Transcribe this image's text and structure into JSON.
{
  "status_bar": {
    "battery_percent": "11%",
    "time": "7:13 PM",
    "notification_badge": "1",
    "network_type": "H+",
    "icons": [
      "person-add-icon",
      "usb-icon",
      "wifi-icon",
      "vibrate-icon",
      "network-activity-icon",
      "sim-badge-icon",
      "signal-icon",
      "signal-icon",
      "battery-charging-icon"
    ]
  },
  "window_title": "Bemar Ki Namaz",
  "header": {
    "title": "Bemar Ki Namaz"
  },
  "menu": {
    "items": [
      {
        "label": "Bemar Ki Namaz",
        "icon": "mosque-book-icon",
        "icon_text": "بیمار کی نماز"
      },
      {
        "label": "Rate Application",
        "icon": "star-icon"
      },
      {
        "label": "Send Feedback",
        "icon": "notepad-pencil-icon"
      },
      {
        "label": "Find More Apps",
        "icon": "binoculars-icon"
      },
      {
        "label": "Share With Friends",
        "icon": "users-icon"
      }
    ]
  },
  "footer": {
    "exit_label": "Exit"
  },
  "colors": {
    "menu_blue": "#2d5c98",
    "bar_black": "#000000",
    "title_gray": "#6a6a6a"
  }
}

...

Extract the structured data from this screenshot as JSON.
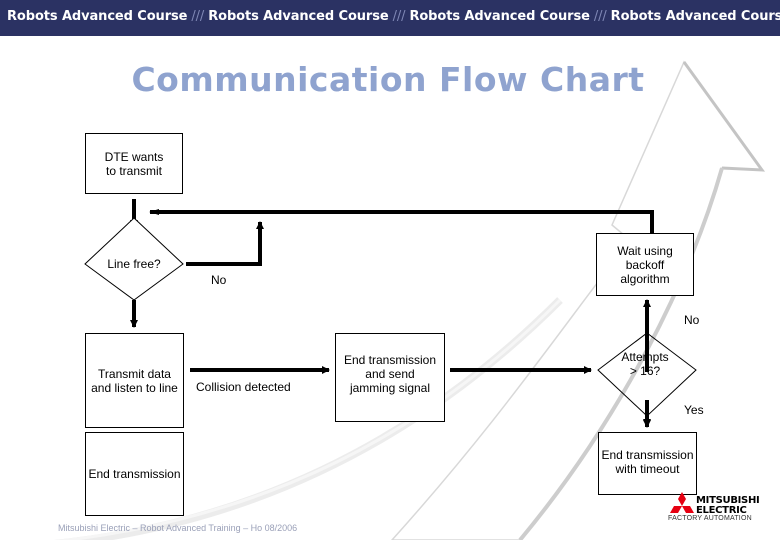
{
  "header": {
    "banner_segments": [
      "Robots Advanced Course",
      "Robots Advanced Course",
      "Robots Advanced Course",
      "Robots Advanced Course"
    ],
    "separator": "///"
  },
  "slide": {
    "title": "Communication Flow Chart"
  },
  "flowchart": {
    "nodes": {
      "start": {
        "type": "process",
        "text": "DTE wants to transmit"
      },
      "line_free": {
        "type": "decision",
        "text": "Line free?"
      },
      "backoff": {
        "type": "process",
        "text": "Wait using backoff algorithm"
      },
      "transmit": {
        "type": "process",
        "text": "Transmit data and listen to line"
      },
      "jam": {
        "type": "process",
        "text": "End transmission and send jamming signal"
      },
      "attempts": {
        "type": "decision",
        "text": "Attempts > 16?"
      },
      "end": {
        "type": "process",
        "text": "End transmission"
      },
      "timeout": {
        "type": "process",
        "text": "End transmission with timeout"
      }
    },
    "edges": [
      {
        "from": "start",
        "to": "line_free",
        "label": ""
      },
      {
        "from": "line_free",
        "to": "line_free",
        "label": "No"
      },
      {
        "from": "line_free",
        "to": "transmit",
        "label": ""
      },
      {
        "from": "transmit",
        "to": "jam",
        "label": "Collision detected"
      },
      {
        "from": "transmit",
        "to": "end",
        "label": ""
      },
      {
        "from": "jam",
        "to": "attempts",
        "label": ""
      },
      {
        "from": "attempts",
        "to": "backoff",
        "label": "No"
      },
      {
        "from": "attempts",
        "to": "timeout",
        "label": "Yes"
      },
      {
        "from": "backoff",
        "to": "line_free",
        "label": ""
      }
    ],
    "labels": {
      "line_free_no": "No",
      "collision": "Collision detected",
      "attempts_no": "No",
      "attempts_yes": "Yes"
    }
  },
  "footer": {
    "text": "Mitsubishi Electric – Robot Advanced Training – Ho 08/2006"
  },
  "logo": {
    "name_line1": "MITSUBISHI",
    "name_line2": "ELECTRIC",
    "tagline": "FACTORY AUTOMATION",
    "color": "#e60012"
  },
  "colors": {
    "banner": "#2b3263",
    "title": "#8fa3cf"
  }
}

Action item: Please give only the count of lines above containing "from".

Output: 10